ENTRIES PROVIDED
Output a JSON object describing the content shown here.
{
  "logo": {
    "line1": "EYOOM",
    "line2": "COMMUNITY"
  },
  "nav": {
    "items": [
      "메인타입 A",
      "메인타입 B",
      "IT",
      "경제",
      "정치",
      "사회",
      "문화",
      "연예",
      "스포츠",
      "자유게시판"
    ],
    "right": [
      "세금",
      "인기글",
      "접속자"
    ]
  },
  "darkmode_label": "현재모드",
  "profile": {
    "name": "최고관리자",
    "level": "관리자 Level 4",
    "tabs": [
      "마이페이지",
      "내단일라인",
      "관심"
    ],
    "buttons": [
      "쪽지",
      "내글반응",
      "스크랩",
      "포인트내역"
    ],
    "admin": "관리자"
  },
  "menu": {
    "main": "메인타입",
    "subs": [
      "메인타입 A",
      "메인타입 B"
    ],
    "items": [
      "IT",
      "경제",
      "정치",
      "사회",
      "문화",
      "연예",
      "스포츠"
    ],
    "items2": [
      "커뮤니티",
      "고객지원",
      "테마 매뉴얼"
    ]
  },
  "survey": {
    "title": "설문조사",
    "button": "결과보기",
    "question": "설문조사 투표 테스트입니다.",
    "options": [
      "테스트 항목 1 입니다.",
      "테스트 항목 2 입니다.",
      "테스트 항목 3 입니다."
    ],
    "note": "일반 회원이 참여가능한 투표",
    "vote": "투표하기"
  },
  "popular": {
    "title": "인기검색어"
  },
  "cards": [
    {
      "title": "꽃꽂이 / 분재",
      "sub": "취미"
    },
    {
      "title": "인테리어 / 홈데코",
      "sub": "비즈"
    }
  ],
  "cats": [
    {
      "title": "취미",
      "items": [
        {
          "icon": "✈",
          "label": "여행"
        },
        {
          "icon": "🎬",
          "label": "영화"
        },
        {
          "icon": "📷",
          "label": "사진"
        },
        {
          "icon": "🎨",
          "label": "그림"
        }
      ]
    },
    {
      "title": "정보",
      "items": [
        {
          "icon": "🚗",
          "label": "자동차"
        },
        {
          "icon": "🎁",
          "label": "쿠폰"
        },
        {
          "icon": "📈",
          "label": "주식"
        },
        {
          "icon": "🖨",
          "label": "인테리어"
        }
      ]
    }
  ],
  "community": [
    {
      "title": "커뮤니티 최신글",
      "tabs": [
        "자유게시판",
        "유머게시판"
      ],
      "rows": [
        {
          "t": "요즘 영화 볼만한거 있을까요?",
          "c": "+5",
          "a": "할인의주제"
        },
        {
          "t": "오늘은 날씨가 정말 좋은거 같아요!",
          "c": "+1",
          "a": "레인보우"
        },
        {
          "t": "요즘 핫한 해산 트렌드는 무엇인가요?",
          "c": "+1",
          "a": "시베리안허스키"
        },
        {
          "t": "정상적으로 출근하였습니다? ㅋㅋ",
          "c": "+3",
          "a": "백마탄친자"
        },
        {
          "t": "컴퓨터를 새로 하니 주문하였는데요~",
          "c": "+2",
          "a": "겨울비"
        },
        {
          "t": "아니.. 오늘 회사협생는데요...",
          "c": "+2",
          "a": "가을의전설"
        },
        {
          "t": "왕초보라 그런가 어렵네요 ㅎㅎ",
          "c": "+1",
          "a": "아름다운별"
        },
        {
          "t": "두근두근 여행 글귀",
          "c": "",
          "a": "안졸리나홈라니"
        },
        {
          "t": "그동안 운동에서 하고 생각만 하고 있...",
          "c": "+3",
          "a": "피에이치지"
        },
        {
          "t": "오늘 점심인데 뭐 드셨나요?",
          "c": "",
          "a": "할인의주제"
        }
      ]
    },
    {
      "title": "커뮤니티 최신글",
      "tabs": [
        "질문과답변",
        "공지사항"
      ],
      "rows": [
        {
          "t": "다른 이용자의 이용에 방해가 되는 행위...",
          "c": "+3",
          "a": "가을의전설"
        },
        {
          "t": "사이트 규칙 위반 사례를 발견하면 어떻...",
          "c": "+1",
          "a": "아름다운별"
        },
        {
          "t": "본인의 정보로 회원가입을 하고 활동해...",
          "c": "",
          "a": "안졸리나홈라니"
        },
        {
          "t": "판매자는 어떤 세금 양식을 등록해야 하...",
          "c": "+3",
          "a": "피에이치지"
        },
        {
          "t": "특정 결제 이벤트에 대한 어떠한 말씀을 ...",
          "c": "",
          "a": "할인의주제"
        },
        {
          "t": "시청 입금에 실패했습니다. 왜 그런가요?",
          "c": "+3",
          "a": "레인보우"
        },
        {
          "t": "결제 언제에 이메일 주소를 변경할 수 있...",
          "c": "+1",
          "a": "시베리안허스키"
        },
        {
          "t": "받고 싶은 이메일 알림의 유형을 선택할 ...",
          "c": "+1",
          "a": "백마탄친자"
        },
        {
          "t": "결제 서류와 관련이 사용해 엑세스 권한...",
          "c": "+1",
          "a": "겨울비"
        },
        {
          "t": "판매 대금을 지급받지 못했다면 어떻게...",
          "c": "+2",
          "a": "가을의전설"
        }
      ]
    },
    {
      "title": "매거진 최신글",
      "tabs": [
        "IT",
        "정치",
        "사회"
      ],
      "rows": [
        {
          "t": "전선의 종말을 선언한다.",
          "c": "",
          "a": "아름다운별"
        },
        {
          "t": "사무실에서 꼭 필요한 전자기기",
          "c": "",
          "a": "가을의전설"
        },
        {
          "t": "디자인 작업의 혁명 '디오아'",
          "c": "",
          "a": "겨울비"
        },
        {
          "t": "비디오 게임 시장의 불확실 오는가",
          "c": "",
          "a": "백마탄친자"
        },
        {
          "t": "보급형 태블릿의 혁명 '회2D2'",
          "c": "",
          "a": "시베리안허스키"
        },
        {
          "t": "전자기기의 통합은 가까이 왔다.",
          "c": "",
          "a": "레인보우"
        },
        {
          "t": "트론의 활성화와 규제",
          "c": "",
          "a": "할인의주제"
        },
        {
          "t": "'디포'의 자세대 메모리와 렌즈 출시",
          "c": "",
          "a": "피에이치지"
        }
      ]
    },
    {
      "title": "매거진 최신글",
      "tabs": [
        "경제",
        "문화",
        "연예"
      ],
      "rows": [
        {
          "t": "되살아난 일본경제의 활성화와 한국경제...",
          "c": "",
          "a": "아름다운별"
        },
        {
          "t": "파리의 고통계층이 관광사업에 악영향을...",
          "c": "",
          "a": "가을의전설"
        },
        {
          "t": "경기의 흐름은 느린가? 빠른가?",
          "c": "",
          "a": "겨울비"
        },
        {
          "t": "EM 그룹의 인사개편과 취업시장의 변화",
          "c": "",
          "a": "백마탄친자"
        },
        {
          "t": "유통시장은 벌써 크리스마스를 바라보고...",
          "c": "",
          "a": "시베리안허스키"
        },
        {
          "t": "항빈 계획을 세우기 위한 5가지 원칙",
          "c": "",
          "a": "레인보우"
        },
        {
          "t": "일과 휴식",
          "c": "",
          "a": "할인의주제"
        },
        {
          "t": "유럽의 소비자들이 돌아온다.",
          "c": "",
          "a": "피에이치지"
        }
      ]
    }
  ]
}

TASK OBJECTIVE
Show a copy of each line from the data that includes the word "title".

EXERCISE SOLUTION
    "title": "설문조사",
    "title": "인기검색어"
      "title": "꽃꽂이 / 분재",
      "title": "인테리어 / 홈데코",
      "title": "취미",
      "title": "정보",
      "title": "커뮤니티 최신글",
      "title": "커뮤니티 최신글",
      "title": "매거진 최신글",
      "title": "매거진 최신글",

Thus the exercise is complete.